Young Scholars on Turkey (YSOT) Program Presents
“Domestic Drivers of Turkey’s Democratic Transformation” with Dr. Sener Akturk
Turkey’s democratization process over the past decade has been the subject of much debate. Many studies identify external dynamics such as Turkey’s EU membership negotiations as main drivers of democratic progress. Internal dynamics that made possible various democratic initiatives, such as the reforms allowing for much broader ethnic, linguistic, and religious minority rights, however, remain underappreciated. As the country seeks to consolidate its democracy through a new civilian constitution, lessons from the past decade will be critical to identify contours of democratic change in Turkey.
Speaker: Sener Akturk (Koc University)
Moderator: Kadir Ustun (SETA DC)
by Madeline Wolfson

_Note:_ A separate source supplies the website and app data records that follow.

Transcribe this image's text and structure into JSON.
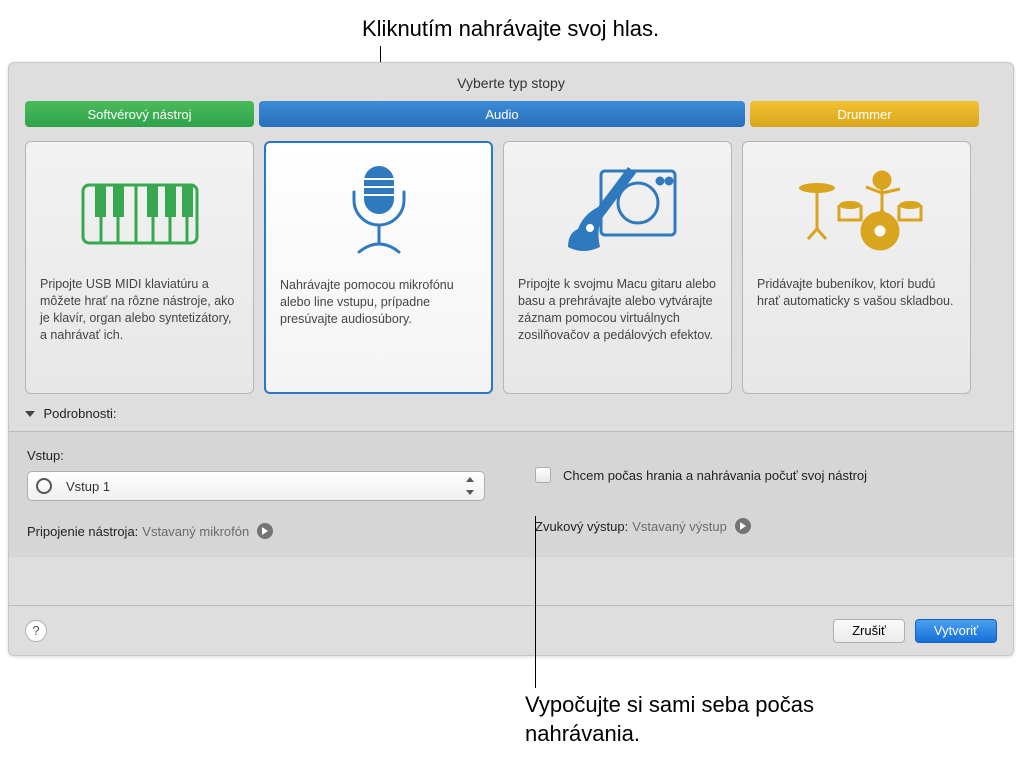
{
  "callouts": {
    "top": "Kliknutím nahrávajte svoj hlas.",
    "bottom": "Vypočujte si sami seba počas nahrávania."
  },
  "dialog": {
    "title": "Vyberte typ stopy",
    "tabs": {
      "software": "Softvérový nástroj",
      "audio": "Audio",
      "drummer": "Drummer"
    },
    "cards": [
      {
        "text": "Pripojte USB MIDI klaviatúru a môžete hrať na rôzne nástroje, ako je klavír, organ alebo syntetizátory, a nahrávať ich."
      },
      {
        "text": "Nahrávajte pomocou mikrofónu alebo line vstupu, prípadne presúvajte audiosúbory."
      },
      {
        "text": "Pripojte k svojmu Macu gitaru alebo basu a prehrávajte alebo vytvárajte záznam pomocou virtuálnych zosilňovačov a pedálových efektov."
      },
      {
        "text": "Pridávajte bubeníkov, ktorí budú hrať automaticky s vašou skladbou."
      }
    ],
    "details_label": "Podrobnosti:",
    "input_label": "Vstup:",
    "input_value": "Vstup 1",
    "monitor_checkbox": "Chcem počas hrania a nahrávania počuť svoj nástroj",
    "connection_label": "Pripojenie nástroja:",
    "connection_value": "Vstavaný mikrofón",
    "output_label": "Zvukový výstup:",
    "output_value": "Vstavaný výstup",
    "help": "?",
    "cancel": "Zrušiť",
    "create": "Vytvoriť"
  },
  "colors": {
    "green": "#37a84f",
    "blue": "#2f7abf",
    "yellow": "#d9a51e",
    "accent": "#166fd8"
  }
}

Sener Akturk presented his framework and theory of ethnic regime change from his recently published book, Regimes of Ethnicity and Nationhood in Germany, Russia, and Turkey, to explain the domestic drivers of Turkey’s democratic policy reforms which have increased minority rights and ethnic expression since 2009. He asserts that the popular assumption that these policies were driven by factors such as the EU accession process or PKK violence were insufficient when looking at the chronology of democratic reform movements considering that in 2009, PKK violence had been relatively absent and EU accession had dropped off the Turkish agenda.
To solve this “empirical puzzle,” he offered his alternative theory. Akturk argued that a state’s citizenship policy fits into one of three types, mono-ethnic, multi-ethnic, or anti-ethnic. In order for a state to shift policy and change from one regime type to another, three domestic conditions must exist simultaneously: 1) a significant counter-elite party in government which is supported by and represents the minorities, 2) a new discourse on how identity is defined, 3) the government must have large enough popular support to enact reforms without resistance in parliament. He applied this theory to explain the policies of nationality and ethnicity in Turkey and the dramatic shift away from the anti-ethnic framework under the AKP.